What I Learned in the ICU.

When you're in the ICU waiting room of a cancer hospital, the odds are not in your favor.  

The day we went to see my grandfather, the waiting room was packed.  There were so many hopeful faces with fearful eyes, whispering prayers over cups of lukewarm coffee they weren't really tasting.  Collectively, we would hold our breath when the door opened and someone walked through.  I don't know what we were waiting for.  Tears?  As if the safety of one person's loved one could indicate the safety of our own.  

When we made eye contact, the usual response was a sad smile.  Conversations were limited.  How can you carry on an intellectual discussion when your mind is behind that big wooden door?  All you can speak of are possibilities, percentages, and medical terms you didn't know yesterday but cling to today because they could mean the difference between a happy ending or a sad one.    

So many fears, so many tears, so many stories.

When my family left the waiting room, the door was opened wide for all of us to go back.  I didn't look behind me, didn't check the faces of the waiting community.  They would know, as I did, that the door only opened wide for those who needed to say goodbye.  

When my grandfather passed and my mother hugged me, I told her I was okay.  Repeatedly.  I said the words over and over again, like a maniac, hoping that they would sink in.  Maybe if I kept saying it out loud, my heart would stop breaking.

When I began hyperventilating instead, I realized my mantra didn't work.  After all, grief is such a heavy thing.  It weighs down the air, pulling it like gravity to the bottom of your lungs until breathing requires more effort than usual. 

And although I know how our story ended, I often think of those other faces in the waiting room.  I hope their loved ones make it.  I hope their story doesn't end there, in that waiting room, or behind that big wooden door in a room with closed curtains.  

I didn't know those people, and they didn't know me, but for a brief moment, we were a part of each other's stories.  We were community.  No one else in that hospital could empathize with us like we could empathize with one another.  

I hope for them.  Even against the odds.  Even against the beating of my own broken heart.  I hope for healing and happy endings.  And I pray for them, too.  I pray for strength and comfort if grief is necessary in their stories.  

And the more I think about it, the more I'm convinced that all of life is one big waiting room.  And we're all in the middle of stories to which we don't know the end.  We sit in hopeful silence with one another, wondering what could be waiting for us behind the door.  And sometimes it's good news.  Sometimes it's a promotion or a healing or a marriage or a baby or a dream come true.  And sometimes it's not good news.  Sometimes it's disease or the loss of a loved one or just more waiting.  

I need you to hope for me when I just don't have it in me, and I need to hope for you when you're running low.  When I'm broken, when I'm a hot mess, when I'm anxiously awaiting the next step in my story, I need you.  I need community.  We all do.

Good community is hard and messy and uncomfortable.  It means being inconvenienced for the sake of your people.  It means being brave enough to allow silence to speak your heart when you can't find the words.  It means showing up in the moments when you would much rather run away.    

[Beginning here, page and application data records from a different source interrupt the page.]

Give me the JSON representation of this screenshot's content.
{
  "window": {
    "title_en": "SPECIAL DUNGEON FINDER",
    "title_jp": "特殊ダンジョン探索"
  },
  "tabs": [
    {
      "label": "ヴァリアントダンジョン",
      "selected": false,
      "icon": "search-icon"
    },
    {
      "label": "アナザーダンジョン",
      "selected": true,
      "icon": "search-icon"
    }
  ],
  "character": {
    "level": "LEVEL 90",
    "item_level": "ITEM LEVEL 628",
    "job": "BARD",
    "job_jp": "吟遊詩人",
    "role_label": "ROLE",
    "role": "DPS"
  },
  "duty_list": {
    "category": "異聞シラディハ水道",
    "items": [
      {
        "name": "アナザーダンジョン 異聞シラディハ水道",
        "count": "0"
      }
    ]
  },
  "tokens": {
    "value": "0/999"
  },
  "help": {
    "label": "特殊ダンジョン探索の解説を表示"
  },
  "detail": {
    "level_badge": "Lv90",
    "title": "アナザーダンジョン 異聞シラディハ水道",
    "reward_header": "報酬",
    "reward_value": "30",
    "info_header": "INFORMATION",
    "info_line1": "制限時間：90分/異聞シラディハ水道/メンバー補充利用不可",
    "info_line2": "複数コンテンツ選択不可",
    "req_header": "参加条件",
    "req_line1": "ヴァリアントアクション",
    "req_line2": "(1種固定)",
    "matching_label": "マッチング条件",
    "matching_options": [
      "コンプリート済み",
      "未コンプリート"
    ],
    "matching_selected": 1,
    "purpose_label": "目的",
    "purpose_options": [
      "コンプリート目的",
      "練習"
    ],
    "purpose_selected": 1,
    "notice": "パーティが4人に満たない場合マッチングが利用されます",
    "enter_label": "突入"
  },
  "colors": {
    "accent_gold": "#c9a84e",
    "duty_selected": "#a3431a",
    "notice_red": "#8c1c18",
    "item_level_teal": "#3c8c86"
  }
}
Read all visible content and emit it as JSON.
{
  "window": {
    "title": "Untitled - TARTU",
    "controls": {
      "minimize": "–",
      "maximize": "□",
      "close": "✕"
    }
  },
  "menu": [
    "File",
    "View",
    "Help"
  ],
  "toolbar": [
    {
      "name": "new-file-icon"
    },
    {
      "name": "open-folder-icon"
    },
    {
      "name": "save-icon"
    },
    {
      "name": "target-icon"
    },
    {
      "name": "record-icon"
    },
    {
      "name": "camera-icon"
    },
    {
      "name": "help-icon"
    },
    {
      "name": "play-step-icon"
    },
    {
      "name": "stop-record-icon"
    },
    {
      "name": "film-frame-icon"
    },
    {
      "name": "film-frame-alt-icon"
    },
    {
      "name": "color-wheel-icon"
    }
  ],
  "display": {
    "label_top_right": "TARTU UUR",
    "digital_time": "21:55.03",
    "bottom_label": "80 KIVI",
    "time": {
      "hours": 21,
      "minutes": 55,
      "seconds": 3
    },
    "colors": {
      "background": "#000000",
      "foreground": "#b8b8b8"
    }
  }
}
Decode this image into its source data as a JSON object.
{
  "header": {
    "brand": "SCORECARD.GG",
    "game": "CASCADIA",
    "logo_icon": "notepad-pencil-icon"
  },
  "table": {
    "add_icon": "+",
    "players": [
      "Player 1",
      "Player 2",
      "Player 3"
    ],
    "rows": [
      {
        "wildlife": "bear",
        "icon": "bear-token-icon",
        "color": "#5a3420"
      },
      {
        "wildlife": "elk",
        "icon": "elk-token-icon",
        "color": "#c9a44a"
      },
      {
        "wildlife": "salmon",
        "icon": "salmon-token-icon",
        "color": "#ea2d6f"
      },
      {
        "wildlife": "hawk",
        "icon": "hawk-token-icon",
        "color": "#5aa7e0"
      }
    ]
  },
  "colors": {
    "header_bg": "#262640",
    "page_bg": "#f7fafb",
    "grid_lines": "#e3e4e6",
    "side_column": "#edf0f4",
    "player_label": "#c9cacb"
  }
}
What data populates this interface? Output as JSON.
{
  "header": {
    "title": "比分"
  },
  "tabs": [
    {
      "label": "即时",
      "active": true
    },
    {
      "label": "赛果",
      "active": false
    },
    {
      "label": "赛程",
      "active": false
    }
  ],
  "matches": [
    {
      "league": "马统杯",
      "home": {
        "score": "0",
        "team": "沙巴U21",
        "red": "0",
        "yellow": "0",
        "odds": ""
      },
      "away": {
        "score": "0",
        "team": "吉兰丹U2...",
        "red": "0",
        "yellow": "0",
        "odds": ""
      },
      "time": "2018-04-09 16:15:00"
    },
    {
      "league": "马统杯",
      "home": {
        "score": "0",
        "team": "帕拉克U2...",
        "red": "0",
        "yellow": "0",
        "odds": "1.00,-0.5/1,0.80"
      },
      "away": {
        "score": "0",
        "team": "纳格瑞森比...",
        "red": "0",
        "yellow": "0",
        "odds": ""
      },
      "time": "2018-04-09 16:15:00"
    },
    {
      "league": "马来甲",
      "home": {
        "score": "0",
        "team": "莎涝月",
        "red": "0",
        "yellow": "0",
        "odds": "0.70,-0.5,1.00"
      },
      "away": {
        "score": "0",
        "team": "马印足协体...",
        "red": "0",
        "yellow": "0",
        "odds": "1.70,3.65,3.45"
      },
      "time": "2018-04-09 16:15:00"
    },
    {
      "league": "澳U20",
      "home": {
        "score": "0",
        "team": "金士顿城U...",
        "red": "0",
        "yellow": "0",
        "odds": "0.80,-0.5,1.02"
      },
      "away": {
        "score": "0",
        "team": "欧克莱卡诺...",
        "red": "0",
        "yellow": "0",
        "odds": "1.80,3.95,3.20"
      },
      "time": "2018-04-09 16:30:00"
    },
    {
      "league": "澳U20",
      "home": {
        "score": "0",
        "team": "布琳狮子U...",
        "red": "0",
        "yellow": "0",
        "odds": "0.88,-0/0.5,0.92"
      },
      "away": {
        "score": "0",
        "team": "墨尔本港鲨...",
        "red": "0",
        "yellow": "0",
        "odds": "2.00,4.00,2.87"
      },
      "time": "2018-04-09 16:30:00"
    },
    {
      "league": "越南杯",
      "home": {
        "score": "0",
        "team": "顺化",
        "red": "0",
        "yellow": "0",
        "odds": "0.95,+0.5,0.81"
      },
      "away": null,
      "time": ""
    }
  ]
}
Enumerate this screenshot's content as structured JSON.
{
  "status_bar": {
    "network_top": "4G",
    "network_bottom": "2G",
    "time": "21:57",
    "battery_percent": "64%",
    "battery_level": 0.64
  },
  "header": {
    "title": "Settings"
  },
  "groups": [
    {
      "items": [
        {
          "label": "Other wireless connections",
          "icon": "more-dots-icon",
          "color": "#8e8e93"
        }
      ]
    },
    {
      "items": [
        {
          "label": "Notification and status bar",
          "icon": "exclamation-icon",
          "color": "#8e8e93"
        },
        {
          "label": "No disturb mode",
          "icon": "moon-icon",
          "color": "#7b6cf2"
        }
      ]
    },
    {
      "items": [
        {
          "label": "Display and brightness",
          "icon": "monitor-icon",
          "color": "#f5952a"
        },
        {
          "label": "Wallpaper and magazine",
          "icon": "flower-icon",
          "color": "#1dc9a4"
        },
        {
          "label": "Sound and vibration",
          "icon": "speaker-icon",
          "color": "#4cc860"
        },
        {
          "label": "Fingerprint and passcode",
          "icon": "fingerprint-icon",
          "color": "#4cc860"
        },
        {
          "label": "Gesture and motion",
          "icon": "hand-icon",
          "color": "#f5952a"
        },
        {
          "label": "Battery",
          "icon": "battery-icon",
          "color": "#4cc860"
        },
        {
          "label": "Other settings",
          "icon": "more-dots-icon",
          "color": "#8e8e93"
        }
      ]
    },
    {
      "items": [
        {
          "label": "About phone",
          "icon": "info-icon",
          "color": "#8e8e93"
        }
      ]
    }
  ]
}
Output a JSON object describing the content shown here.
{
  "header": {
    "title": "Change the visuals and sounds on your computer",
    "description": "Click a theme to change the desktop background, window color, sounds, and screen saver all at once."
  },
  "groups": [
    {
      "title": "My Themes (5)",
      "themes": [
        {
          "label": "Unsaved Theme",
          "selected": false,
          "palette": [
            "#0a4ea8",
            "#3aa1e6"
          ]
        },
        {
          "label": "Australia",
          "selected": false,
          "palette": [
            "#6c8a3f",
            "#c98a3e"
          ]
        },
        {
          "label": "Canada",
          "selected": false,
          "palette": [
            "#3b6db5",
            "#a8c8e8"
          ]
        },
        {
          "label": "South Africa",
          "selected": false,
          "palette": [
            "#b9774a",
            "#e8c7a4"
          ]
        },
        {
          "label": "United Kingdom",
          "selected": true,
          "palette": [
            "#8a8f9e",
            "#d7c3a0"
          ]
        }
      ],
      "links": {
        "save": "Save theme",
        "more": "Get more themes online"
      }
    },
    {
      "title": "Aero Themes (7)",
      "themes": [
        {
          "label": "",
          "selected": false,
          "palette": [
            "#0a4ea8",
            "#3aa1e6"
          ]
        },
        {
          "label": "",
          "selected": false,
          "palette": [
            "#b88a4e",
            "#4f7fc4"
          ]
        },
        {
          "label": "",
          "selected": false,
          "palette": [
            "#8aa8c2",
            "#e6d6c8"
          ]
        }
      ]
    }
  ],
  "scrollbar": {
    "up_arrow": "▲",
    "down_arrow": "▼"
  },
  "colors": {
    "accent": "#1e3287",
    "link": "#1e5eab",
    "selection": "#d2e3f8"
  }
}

It means needing and being needed.  It's vulnerable and painful and such a privilege.

We need each other.  I need you, you need me (bless your heart), and we all need Jesus.   

I know that now more than ever before.


  1. Wow! You are so thoughtful for such a young lady. Thank you for those comforting words. You are correct we do need each other. I hope I am always there for anyone that needs a friend for whatever reason, maybe just a hand to hold or a shoulder to lean on. Keep up the good work. I'm sure your parents are very proud of you and God is also.

    1. Thank you very much, for the kind words and for reading. :)